In Ogden, Utah, restaurants and small businesses have slashed hours after losing the patronage of thousands of federal employees in the area, the Washington Post reported.
As many federally employed scientists stop working at agencies like the National Science Foundation, labs across the country are facing repercussions.
One woman told the BBC her husband's work with cancer drug trials could see delays. "Timing can literally be life or death," she said of the trial participants.
Hundreds of Nasa staff missed presenting their work at US astronomy's biggest conference this year due to no funding.
Nasa is also unable to fix the Hubble Space Telescope, which broke this week, as key employees are furloughed.
DC tourists have been shut out of all the popular Smithsonian museums since the shutdown as well as the Gallery of Art and Arboretum.
Smithsonian spokeswoman Linda St Thomas told the BBC an estimated 1.2 million visitors will be turned away if the shutdown continues through January and two thirds of Smithsonian employees are furloughed.
Thanks to an earlier appropriations bill, the Capitol Building is still open.
Native tribes hurting
Native American tribes receive substantial federal funding for essential services like healthcare and food as part of a deal negotiated decades ago in exchange for Native lands.
In Michigan, a Chippewa tribe has already been forced to use their own funds to pay some $100,000 (£79,400) to keep clinics and food pantries open, the New York Times reported.
Similar stories have cropped up across the country. Some Navajo tribes in New Mexico, Arizona and Utah are trapped in their homes without access to groceries and medicine due to unploughed roads.
In Minnesota, police officers on the Boise Forte Indian Reservation are already working without pay.
Farm finance troubles
With the Department of Agriculture unfunded, farmers across the country are facing troubles applying for federal assistance.
Farmers were promised aid as President Trump's trade war with China continues, but the offices handling applications has been closed since 28 December.
Federal loan applications and information sites for farmers are also going unmaintained.
Government reports - including some supply-and-demand estimates farmers rely on - will also not be released on time, even if the shutdown ends soon.
Operated by the Department of Homeland Security, the E-verify programme allows employers to confirm that potential hires are able to work legally in the US.
It has been offline since 22 December, which could make it easier for illegal immigrants to get jobs if employers bypass verification.
Prison guards unhappy as inmates feast
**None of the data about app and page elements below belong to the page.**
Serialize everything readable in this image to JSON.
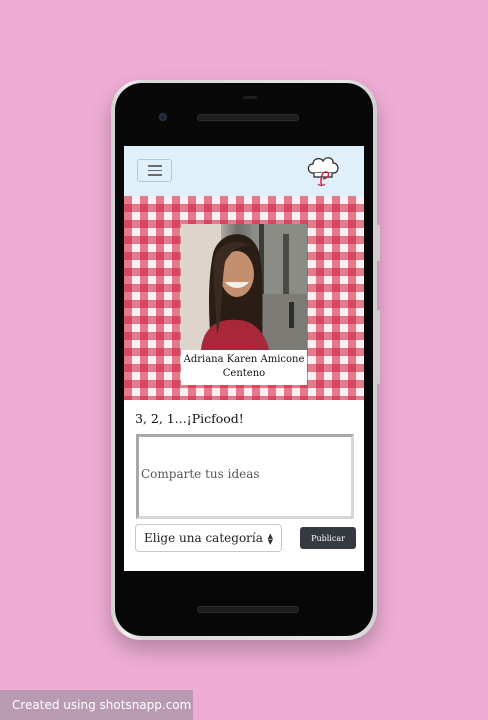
{
  "colors": {
    "background": "#efadd5",
    "navbar": "#dff0fb",
    "tablecloth_red": "#cd1634",
    "publish_button": "#343a40"
  },
  "navbar": {
    "menu_icon": "hamburger-icon",
    "logo_icon": "chef-hat-logo-icon"
  },
  "profile": {
    "name": "Adriana Karen Amicone Centeno"
  },
  "post": {
    "title": "3, 2, 1...¡Picfood!",
    "textarea_placeholder": "Comparte tus ideas",
    "category_selected": "Elige una categoría",
    "publish_label": "Publicar"
  },
  "watermark": {
    "text": "Created using shotsnapp.com"
  }
}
Thanks to meals scheduled prior to the shutdown, federal inmates feasted on holiday treats like grilled steak and pies while their guards worked without pay.
"You are seeing prisoners getting steak, roast beef and Cornish hens, and you can't put that kind of food on the table for your own family," Eric Young, president of the national prison workers union, told USA Today.
Unsurprisingly, tensions are high between staff and prisoners.
"The inmates know what's going on, they know about the shutdown, and they are laughing at us," one prison chief told the paper.
Sex assault victims lose out
An organisation that helps US citizens overseas who have suffered sexual assault or domestic violence told the BBC they would close on 13 January, having run out of funds.
Pathways to Safety International's funding comes through the US Department of Justice, and that money ran out on 6 January.
Executive Director Paula Lucas told the BBC that it would cause "an emergency situation for Americans stranded abroad without critical services."
Funds almost out for federal courts
The Administrative Office of the US Courts says it has enough funding to operate until 1 February, at which point all non-essential staff at 94 federal district courts and other top courts nationwide will join the furloughed.
This could mean civil cases are suspended, and hearings and filings are rescheduled, Bloomberg reported.
Criminal cases will be prioritised, but with courts operating on minimum staffing, there could still be delays in proceedings.